On the last of these occasions referred to, from a position where he deemed himself beyond the danger of casual observation, Hendrickson searched with his eyes for the object of his undying regard. He saw her, sitting alone, not far distant. Her manner was that of one lost in thought—the expression of her countenance dreamy, and overcast with a shade of sadness. How long he had been gazing upon her face, the young man could not have told, so absorbed was he in the feelings her presence had awakened, when turning almost involuntarily his eyes caught the gleam of another pair of eyes that were fixed intently upon him. So suddenly had he turned, that the individual observing him was left without opportunity to change in any degree the expression of his eyes or countenance. It was almost malignant. That individual was Leon Dexter.
In spite of himself, Hendrickson showed confusion, and was unable to return the steady gaze that rested upon him. His eyes fell. When he looked up again, which was in a moment, Dexter had left his position, and was crossing the room towards Miss Loring.
“It is the fiend Jealousy!” said Hendrickson, as he withdrew into another room. “Well—let it poison all the springs of his happiness, as he has poisoned mine! I care not how keen may be his sufferings.”

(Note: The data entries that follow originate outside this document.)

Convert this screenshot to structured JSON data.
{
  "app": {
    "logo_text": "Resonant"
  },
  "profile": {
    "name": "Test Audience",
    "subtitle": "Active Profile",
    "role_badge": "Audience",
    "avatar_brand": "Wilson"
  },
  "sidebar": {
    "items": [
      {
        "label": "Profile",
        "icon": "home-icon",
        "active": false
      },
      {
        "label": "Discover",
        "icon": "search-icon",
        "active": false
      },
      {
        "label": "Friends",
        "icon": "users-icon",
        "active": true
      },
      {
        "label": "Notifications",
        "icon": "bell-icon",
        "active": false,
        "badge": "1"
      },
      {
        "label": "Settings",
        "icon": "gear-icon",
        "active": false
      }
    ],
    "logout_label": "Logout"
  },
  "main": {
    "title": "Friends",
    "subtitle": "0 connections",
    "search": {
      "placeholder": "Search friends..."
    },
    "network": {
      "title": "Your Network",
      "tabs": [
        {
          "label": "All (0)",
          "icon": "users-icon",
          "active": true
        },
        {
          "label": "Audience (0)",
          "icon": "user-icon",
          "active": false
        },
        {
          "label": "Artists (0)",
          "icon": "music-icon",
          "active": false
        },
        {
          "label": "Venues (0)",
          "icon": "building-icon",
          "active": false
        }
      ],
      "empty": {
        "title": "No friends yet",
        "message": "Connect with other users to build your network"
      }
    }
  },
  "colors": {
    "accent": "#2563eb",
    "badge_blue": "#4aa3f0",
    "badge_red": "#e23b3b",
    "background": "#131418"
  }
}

He spoke with exceeding bitterness.
A few weeks later, and the dreaded consummation came. In honor of the splendid alliance formed by her niece, Mrs. Loring gave a most brilliant wedding party, and the lovely bride stood forth in all her beauty and grace—the admired and the envied. A few thought her rather pale—some said her eyes were too dreamy—and a gossip or two declared that the rich young husband had only gained her person, while her heart was in the keeping of another. “She has not married the man, but his wealth and position!” was the unguarded remark of one of these thoughtless individuals; and by a singular fatality, the sentence reached the ears of Mr. Dexter. Alas! It was but throwing another fagot on the already kindling fires of unhallowed jealousy. The countenance of the young husband became clouded; and it was only by an effort that he could arouse himself, and assume a gay exterior. The prize after which he had sprung with such eager haste, distancing all competitors, was now his own. Binding vows had been uttered, and the minister had said—“What God hath joined together, let not man put asunder.” Yet, even in his hour of triumph, came the troubled conviction that, though he had gained the beautiful person of his bride, he could not say surely that her more beautiful soul was all his own.
And so there was a death’s head at his feast; and the costly wine was dashed with bitterness.

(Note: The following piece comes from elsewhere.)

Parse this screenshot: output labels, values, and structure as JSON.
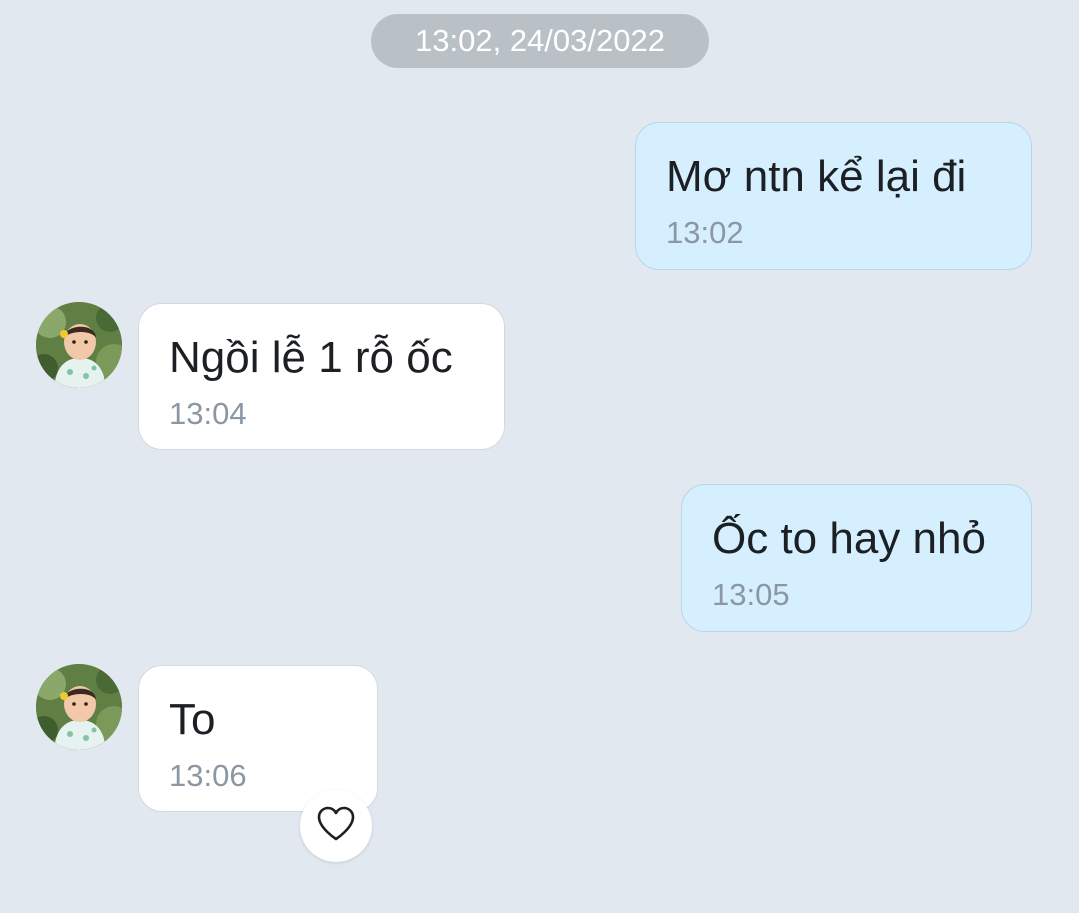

Of what was passing in the mind of Dexter his bride had no knowledge; nor did her keen instincts warn her that the demon of jealousy was already in his heart. Suffering, and the colder spirit of endurance that followed, had rendered her, in a certain sense, obtuse in this direction.